Techniques to get more mileage out of your Pimsleur sets
Dr. Paul Pimsleur already did most of the grunt work when it came to figuring out how best to teach us new languages. He came up with innovations such as 30 minute lessons, graduated interval recall, and the challenge-response format that makes his courses so famous.
But do you stop souping up your Toyota Supra even though you know it will outgun your neighbor’s Camry at the stoplight? No, you add that turbocharger to make sure you add a few more feet of dust between you and your neighbor. Likewise, here are three techniques that you can use to help turbocharge your Pimsleur experience.

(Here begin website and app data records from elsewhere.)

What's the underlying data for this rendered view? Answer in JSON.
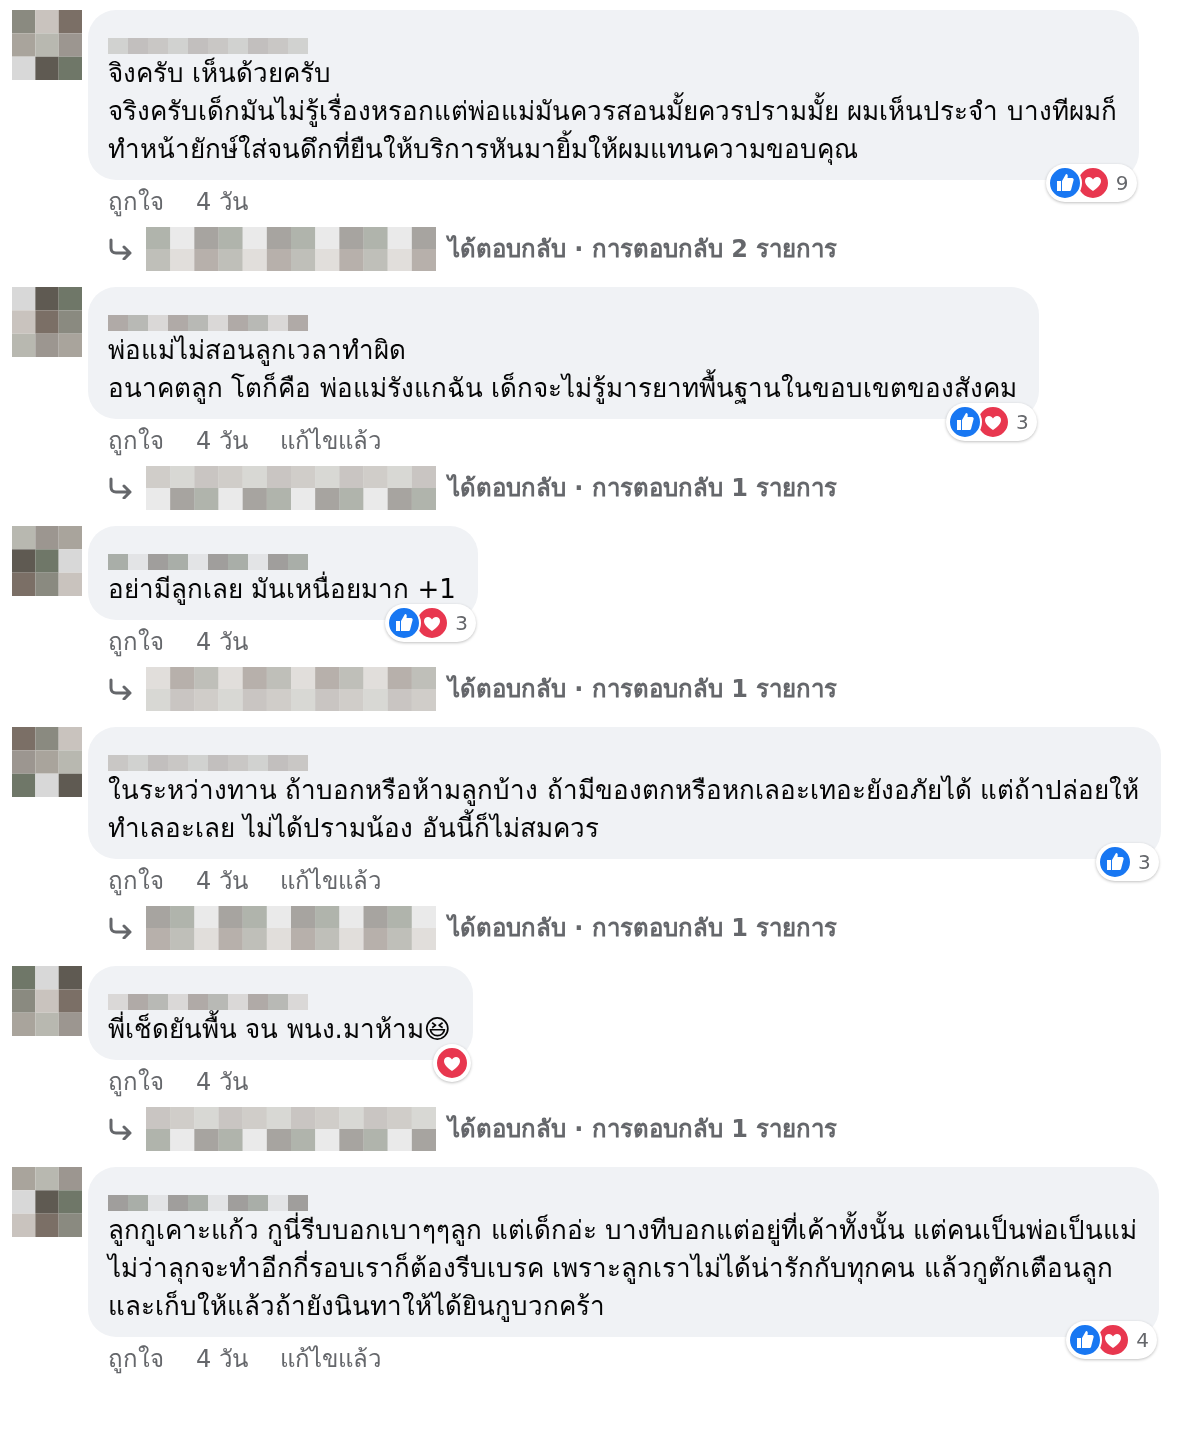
{
  "comments": [
    {
      "lines": [
        "จิงครับ เห็นด้วยครับ",
        "จริงครับเด็กมันไม่รู้เรื่องหรอกแต่พ่อแม่มันควรสอนมั้ยควรปรามมั้ย ผมเห็นประจำ บางทีผมก็",
        "ทำหน้ายักษ์ใส่จนดึกที่ยืนให้บริการหันมายิ้มให้ผมแทนความขอบคุณ"
      ],
      "reactions": [
        {
          "kind": "like"
        },
        {
          "kind": "love"
        }
      ],
      "reaction_count": "9",
      "like": "ถูกใจ",
      "time": "4 วัน",
      "reply": "ได้ตอบกลับ · การตอบกลับ 2 รายการ"
    },
    {
      "lines": [
        "พ่อแม่ไม่สอนลูกเวลาทำผิด",
        "อนาคตลูก โตก็คือ พ่อแม่รังแกฉัน เด็กจะไม่รู้มารยาทพื้นฐานในขอบเขตของสังคม"
      ],
      "reactions": [
        {
          "kind": "like"
        },
        {
          "kind": "love"
        }
      ],
      "reaction_count": "3",
      "like": "ถูกใจ",
      "time": "4 วัน",
      "edited": "แก้ไขแล้ว",
      "reply": "ได้ตอบกลับ · การตอบกลับ 1 รายการ"
    },
    {
      "lines": [
        "อย่ามีลูกเลย มันเหนื่อยมาก +1"
      ],
      "reactions": [
        {
          "kind": "like"
        },
        {
          "kind": "love"
        }
      ],
      "reaction_count": "3",
      "like": "ถูกใจ",
      "time": "4 วัน",
      "reply": "ได้ตอบกลับ · การตอบกลับ 1 รายการ"
    },
    {
      "lines": [
        "ในระหว่างทาน ถ้าบอกหรือห้ามลูกบ้าง ถ้ามีของตกหรือหกเลอะเทอะยังอภัยได้ แต่ถ้าปล่อยให้",
        "ทำเลอะเลย ไม่ได้ปรามน้อง อันนี้ก็ไม่สมควร"
      ],
      "reactions": [
        {
          "kind": "like"
        }
      ],
      "reaction_count": "3",
      "like": "ถูกใจ",
      "time": "4 วัน",
      "edited": "แก้ไขแล้ว",
      "reply": "ได้ตอบกลับ · การตอบกลับ 1 รายการ"
    },
    {
      "lines": [
        "พี่เช็ดยันพื้น จน พนง.มาห้าม😆"
      ],
      "reactions": [
        {
          "kind": "love"
        }
      ],
      "like": "ถูกใจ",
      "time": "4 วัน",
      "reply": "ได้ตอบกลับ · การตอบกลับ 1 รายการ"
    },
    {
      "lines": [
        "ลูกกูเคาะแก้ว กูนี่รีบบอกเบาๆๆลูก แต่เด็กอ่ะ บางทีบอกแต่อยู่ที่เค้าทั้งนั้น แต่คนเป็นพ่อเป็นแม่",
        "ไม่ว่าลุกจะทำอีกกี่รอบเราก็ต้องรีบเบรค เพราะลูกเราไม่ได้น่ารักกับทุกคน แล้วกูตักเตือนลูก",
        "และเก็บให้แล้วถ้ายังนินทาให้ได้ยินกูบวกคร้า"
      ],
      "reactions": [
        {
          "kind": "like"
        },
        {
          "kind": "love"
        }
      ],
      "reaction_count": "4",
      "like": "ถูกใจ",
      "time": "4 วัน",
      "edited": "แก้ไขแล้ว"
    }
  ]
}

Stop the tape or CD before responding
The first thing one can do to improve retention is to stop the tape before responding. Especially at the beginning of a new phrase sequence with new vocabulary, your response time will be slow. The gaps are not long enough. Take your time, think of the response, and then speak it aloud. Then unpause the tape. Over time, the neurons in your cerebellum will start to reorganize and before you know it, your response will be as quick as a reflex!
Create mnemonics for new vocabulary words
Secondly, create a mnemonic for every new vocabulary word you learn. This will help your short term recall. For example, let’s imagine you are listening to Pimsleur Comprehensive Japanese from Catee’s Language World and you hear the new word kuruma, which means car. Kuruma sounds a little bit like “Cool Room Ah”. You can think of a car, perhaps from MTV’s Pimp My Ride, as a “cool room, ah!” The inside of that car is a “cool room” (especially with the air conditioner on). So next time the tape asks you to say car in Japanese, you can think of your tricked out Toyota Supra with spoilers, racing stripes, and embedded Playstation 2. It’s your “Cool Room Ah” -- kuruma!
Don’t overdose on Pimsleur
The last piece of advice is for the overachievers in the audience (you know who you are). I call it Pimsleur Overdose Syndrome. Symptoms include high enthusiasm with consumption of ten or more Pimsleur lessons a day. I commend your enthusiasm, as the author has also been diagnosed with Pimsleur Overdose Syndrome many times. The prognosis of Pimsleur Overdose Syndrome is lack of retention of newly learned material into long term memory. Remember that the Pimsleur courses were designed for one 30-minute lesson a day. By going over all the lessons in one day, you prevent reinforcement of material over a period of days, which is essential for retention over the long term. The two treatment options for Pimsleur Overdose Syndrome are 1) slow down the learning process and 2) review older material.
I hope these three unofficial tips have been helpful to you. Remember: 1) stop the tape 2) create mnemonics, and 3) don’t overdose. Good luck on your linguistic journey!